Conversely, scholars working on the history of English have fully incorporated concepts and techniques from other fields in linguistics, with the result that their work has become much more flexible and outward-looking. Anyone currently working on the details of, say, Middle English negative clauses will routinely apply structural, sociolinguistic or corpus-linguistic methods of analysis to their material. Historical linguists have indeed also used their considerable expertise in textually based work in order to create historical computer corpora of English, which they have subsequently mined with unparalleled enthusiasm (see Kohnen 2007 for an overview). The result has been an undoubted rapprochement between work on the history of English and that on other areas of the language.

The turn towards Modern English

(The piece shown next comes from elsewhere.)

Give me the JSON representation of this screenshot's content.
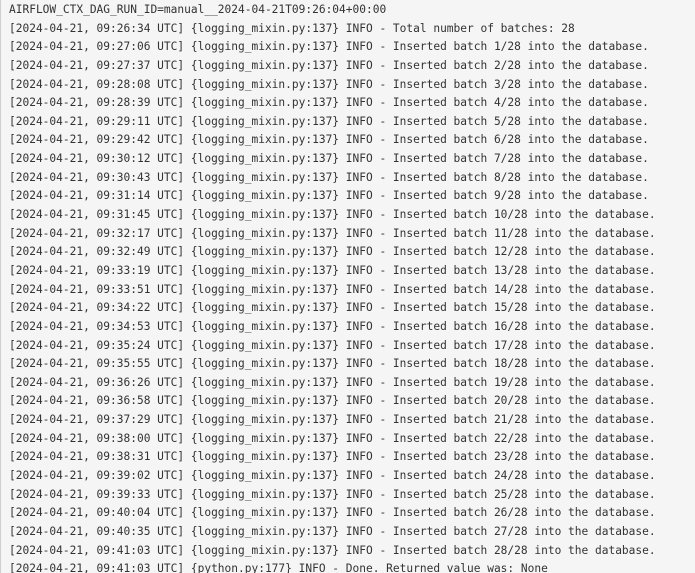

A further relevant development is that practitioners of the history of the English language have increasingly turned their research attention away from its medieval stages. Part of the reason for this may have been a feeling that the most significant work on Old and Middle English had been done. Another part may be traceable to an editorial decision. When Richard Hogg and his team of editors in planning the Cambridge History of the English Language in the mid 1980s decided that there would be separate volumes for each of the major periods, the result was a number of lengthy chapters, written by leading scholars, mapping out what was interesting and significant in Early and Late Modern English. This work did not fail to inspire others, resulting in an upsurge of activity, in particular in Late Modern English (for a survey of this growth, see Pérez-Guerra et al 2007). And more was to follow. Once the first digital corpora of English, created in the 1960s, had been in existence for a few decades, it was realised that creation of comparable corpora composed of language produced in the 1990s would make possible comparison of the two stages, with a view to identifying current change in English. Such study of the very recent history of the language is now developing into a thriving field, some of it described and referenced in Mair (2006) and Leech et al (2009). It is not difficult to imagine the effect of this shift away from Old and Middle English on student perceptions of the subject. In concrete terms, it involves the difference between studying changes taking place between, for example, Old English and early Middle English (on the basis of edited texts that keep the full complexity of the original manuscripts at arm’s length and that are obviously produced for use in classrooms only) and changes taking place between the 1960s and the 1990s (on the basis of data that can be found everywhere, in its full authentic glory, with ever greater amounts of it being available at the click of a mouse).